- **Given entries**:
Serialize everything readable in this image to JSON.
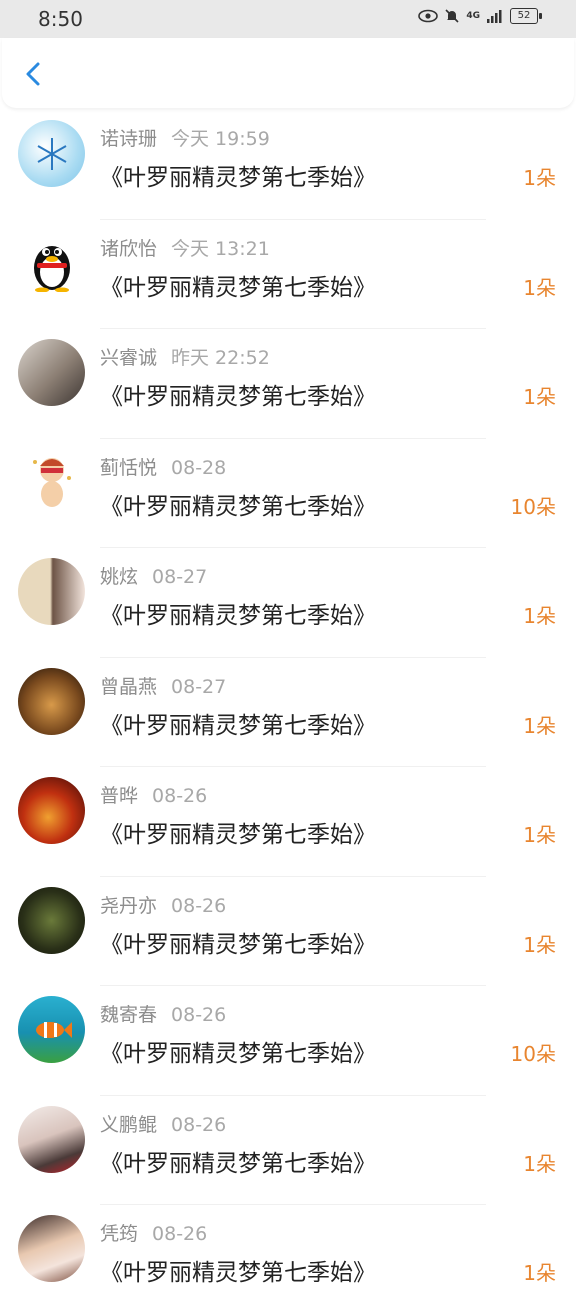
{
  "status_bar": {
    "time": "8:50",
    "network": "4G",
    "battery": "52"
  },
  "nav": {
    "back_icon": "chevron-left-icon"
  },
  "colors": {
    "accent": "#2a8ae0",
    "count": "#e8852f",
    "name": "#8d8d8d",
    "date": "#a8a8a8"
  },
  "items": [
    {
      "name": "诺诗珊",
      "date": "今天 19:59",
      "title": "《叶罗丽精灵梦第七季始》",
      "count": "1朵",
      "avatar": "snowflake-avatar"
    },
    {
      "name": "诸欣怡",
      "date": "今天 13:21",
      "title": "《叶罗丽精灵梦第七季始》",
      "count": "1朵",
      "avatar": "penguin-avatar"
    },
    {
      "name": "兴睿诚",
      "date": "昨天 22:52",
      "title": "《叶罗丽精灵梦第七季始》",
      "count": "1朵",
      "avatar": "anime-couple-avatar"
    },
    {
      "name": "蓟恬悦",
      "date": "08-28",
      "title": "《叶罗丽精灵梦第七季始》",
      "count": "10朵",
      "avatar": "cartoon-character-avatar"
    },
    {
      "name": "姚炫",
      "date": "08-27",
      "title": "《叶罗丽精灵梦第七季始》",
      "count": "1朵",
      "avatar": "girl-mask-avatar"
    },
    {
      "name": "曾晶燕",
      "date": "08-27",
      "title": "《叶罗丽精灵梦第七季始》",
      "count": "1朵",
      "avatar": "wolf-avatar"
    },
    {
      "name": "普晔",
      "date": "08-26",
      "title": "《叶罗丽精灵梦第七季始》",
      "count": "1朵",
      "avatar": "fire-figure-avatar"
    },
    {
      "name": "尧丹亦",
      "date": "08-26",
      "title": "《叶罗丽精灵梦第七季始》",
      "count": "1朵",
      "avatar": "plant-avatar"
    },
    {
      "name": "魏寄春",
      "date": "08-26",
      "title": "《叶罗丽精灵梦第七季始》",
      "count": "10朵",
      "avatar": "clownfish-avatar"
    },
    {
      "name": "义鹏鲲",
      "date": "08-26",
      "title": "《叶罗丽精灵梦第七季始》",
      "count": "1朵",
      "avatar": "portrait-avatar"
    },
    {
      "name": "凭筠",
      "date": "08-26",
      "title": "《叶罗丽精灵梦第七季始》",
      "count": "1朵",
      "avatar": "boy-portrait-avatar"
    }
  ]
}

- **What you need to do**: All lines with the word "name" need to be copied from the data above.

- **Expected answer**:
    "name": "#8d8d8d",
      "name": "诺诗珊",
      "name": "诸欣怡",
      "name": "兴睿诚",
      "name": "蓟恬悦",
      "name": "姚炫",
      "name": "曾晶燕",
      "name": "普晔",
      "name": "尧丹亦",
      "name": "魏寄春",
      "name": "义鹏鲲",
      "name": "凭筠",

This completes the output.